-- YOUR GOAL --
For each line below that contains the string "screenshot", copy that line.

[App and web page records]
*** Block opens ***

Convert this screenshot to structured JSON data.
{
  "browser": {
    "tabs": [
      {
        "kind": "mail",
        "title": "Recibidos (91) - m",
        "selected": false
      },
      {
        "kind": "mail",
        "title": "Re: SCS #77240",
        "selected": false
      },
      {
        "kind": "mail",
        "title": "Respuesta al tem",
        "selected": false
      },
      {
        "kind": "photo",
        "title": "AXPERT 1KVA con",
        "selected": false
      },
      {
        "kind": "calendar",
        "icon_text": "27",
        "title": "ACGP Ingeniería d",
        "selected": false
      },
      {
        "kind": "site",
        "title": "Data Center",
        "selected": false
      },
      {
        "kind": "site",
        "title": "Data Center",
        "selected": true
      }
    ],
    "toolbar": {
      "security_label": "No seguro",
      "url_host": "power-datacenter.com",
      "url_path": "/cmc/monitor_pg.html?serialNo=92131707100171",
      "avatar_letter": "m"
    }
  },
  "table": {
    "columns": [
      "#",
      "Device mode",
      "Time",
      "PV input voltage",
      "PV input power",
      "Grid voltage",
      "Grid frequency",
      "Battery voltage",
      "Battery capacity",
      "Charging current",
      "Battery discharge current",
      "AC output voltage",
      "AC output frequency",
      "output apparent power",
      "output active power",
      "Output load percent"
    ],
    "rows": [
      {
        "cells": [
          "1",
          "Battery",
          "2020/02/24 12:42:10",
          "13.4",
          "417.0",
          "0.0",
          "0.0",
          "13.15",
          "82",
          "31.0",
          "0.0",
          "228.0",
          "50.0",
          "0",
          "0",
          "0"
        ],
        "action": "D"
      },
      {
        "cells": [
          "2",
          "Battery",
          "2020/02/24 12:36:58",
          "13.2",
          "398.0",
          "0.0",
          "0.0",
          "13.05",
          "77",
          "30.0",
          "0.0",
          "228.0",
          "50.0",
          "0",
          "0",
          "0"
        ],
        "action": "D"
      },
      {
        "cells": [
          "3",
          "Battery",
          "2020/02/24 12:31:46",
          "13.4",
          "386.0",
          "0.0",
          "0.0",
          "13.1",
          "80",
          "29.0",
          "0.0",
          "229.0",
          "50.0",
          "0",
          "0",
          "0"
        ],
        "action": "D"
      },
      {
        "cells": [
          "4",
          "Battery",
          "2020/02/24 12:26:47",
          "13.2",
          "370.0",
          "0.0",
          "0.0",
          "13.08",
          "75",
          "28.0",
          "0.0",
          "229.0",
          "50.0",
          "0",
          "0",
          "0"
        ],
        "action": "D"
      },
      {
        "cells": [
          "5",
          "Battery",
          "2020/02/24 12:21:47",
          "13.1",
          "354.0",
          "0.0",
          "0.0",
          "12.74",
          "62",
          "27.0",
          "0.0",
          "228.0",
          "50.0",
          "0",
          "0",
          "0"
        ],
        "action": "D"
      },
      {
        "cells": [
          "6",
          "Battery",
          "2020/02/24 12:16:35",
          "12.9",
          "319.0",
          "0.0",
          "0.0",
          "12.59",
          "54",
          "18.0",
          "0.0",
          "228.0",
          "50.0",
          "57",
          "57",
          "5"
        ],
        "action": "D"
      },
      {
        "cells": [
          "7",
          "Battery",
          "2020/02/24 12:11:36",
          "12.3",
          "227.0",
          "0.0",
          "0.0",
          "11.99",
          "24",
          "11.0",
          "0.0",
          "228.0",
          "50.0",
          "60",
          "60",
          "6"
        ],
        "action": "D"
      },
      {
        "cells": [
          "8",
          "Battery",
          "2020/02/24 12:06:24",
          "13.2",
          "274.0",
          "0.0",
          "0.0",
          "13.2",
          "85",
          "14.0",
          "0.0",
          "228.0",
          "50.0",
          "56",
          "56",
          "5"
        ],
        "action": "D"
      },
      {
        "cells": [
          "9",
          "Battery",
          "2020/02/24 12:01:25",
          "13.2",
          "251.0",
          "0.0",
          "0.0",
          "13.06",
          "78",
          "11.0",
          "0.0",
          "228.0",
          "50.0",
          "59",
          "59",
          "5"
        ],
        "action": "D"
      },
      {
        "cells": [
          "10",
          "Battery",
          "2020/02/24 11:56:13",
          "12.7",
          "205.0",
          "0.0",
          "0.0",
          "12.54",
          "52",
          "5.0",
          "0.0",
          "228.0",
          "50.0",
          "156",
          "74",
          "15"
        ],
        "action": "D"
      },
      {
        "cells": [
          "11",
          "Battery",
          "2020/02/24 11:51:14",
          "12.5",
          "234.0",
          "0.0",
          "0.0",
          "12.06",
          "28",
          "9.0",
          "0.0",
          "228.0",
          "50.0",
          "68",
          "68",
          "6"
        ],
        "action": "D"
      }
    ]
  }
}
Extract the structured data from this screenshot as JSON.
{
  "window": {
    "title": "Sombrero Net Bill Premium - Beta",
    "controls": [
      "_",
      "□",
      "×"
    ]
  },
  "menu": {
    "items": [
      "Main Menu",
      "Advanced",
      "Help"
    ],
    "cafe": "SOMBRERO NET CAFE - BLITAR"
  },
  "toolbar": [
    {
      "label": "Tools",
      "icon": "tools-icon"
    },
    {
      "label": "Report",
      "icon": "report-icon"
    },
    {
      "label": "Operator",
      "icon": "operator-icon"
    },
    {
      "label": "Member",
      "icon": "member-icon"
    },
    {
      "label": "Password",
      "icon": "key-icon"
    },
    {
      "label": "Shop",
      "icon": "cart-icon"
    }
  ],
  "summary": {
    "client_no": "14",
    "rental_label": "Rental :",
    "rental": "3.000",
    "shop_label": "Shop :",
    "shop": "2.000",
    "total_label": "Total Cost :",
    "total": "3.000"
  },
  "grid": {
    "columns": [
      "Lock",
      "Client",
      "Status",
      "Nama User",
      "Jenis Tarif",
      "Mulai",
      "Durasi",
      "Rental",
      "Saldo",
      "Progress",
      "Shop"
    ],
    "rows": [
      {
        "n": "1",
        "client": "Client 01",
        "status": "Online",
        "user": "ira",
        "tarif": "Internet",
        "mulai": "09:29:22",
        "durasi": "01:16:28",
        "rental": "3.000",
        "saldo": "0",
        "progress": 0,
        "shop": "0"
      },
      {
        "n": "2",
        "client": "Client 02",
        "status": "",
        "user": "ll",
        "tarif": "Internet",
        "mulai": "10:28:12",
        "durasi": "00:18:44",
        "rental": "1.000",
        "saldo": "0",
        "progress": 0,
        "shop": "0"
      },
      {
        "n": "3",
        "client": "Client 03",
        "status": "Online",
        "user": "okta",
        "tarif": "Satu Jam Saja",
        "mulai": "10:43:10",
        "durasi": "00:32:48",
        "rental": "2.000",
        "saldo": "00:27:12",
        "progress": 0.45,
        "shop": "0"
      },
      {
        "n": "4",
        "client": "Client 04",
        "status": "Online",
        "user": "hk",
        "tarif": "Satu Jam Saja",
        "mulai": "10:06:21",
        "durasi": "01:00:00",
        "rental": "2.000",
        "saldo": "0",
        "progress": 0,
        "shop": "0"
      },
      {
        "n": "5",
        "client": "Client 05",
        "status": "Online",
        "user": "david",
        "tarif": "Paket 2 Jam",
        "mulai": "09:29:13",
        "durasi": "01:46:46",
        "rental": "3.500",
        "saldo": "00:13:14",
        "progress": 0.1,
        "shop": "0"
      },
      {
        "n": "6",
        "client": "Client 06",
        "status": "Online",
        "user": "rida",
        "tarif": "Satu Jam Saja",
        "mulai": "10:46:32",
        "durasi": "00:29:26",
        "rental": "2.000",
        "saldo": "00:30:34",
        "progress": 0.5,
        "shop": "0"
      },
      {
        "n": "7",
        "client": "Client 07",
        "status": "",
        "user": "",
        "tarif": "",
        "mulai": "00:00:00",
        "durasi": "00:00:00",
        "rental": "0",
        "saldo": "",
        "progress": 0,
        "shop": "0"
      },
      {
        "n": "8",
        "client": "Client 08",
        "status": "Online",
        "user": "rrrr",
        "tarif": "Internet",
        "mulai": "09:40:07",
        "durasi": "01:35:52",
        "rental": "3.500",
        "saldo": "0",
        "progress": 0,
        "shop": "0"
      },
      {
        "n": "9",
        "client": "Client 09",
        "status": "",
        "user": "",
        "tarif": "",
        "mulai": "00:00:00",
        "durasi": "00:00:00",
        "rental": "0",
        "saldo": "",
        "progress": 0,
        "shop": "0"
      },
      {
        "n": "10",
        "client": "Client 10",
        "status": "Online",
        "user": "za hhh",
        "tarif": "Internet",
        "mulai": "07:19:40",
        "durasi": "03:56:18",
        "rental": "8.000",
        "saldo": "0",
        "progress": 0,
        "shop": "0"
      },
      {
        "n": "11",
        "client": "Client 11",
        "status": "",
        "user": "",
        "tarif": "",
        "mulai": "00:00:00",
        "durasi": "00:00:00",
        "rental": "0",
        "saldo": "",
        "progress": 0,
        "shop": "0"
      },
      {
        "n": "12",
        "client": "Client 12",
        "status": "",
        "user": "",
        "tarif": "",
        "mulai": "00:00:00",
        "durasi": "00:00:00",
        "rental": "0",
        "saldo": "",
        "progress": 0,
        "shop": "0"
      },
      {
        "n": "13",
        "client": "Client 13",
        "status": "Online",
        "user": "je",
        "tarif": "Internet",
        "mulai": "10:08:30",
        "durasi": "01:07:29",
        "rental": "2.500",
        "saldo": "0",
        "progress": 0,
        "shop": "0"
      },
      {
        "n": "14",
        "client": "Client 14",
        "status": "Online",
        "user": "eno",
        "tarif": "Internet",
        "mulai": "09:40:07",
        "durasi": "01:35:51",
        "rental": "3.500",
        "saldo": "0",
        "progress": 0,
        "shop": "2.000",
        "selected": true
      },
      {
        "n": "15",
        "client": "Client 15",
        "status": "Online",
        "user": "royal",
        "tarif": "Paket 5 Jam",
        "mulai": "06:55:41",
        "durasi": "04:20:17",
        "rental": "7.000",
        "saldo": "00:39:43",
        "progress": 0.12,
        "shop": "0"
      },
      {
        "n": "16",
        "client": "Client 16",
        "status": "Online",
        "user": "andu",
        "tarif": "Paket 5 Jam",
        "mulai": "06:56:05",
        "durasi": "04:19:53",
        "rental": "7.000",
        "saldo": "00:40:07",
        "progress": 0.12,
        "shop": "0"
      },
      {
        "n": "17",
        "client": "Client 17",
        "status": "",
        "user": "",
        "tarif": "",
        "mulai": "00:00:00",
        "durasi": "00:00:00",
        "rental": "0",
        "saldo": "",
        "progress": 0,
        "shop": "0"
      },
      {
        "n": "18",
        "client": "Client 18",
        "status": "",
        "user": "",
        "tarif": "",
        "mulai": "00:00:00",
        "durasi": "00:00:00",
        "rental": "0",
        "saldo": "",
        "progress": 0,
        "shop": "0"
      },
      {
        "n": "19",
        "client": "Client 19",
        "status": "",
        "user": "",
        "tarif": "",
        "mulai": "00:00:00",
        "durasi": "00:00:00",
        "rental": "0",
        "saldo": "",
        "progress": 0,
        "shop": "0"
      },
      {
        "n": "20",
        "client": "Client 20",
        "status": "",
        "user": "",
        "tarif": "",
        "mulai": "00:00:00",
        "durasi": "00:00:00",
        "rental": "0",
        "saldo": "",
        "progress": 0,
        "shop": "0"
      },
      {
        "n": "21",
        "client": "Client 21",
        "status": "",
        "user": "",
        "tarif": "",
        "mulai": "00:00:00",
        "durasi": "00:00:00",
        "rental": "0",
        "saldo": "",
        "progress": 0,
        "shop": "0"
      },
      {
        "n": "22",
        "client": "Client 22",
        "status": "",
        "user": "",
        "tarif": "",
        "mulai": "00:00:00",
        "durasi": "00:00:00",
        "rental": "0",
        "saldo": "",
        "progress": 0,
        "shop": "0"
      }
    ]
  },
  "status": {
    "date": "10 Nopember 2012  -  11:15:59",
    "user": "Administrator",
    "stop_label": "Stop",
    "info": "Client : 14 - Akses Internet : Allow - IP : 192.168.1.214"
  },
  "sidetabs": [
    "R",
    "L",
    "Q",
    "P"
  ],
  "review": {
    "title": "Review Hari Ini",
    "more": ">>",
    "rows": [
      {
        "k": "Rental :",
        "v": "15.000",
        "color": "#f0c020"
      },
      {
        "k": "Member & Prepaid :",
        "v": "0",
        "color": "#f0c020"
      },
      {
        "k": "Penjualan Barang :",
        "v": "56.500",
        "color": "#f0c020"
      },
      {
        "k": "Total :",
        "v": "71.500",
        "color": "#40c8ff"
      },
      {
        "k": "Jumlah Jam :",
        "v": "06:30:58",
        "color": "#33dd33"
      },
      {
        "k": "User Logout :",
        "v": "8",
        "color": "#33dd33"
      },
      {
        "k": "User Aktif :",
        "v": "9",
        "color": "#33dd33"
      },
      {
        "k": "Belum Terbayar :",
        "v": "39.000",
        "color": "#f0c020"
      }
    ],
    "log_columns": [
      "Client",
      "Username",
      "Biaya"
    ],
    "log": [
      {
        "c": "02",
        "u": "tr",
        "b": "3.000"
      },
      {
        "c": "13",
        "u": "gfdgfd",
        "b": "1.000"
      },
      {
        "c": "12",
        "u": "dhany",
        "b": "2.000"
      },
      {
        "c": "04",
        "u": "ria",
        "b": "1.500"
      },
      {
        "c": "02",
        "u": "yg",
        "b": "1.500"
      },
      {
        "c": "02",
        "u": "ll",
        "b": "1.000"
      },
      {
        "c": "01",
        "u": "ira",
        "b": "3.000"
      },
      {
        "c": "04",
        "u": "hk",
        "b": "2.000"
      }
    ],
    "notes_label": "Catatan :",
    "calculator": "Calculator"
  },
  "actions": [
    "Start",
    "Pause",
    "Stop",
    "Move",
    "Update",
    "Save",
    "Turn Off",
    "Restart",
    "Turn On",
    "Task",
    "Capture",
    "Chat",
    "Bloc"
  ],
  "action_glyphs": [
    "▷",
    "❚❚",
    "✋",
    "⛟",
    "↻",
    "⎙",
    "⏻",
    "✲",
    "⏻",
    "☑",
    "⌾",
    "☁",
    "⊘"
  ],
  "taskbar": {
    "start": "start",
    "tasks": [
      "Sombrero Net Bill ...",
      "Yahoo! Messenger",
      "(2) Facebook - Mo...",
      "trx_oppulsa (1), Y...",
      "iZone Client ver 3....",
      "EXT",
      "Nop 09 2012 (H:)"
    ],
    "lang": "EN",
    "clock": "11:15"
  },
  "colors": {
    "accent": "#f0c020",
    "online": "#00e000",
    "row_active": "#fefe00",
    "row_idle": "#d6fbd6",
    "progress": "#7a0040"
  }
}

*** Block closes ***

-- WRITTEN SOLUTION --
Convert this screenshot to structured JSON data.
Extract the structured data from this screenshot as JSON.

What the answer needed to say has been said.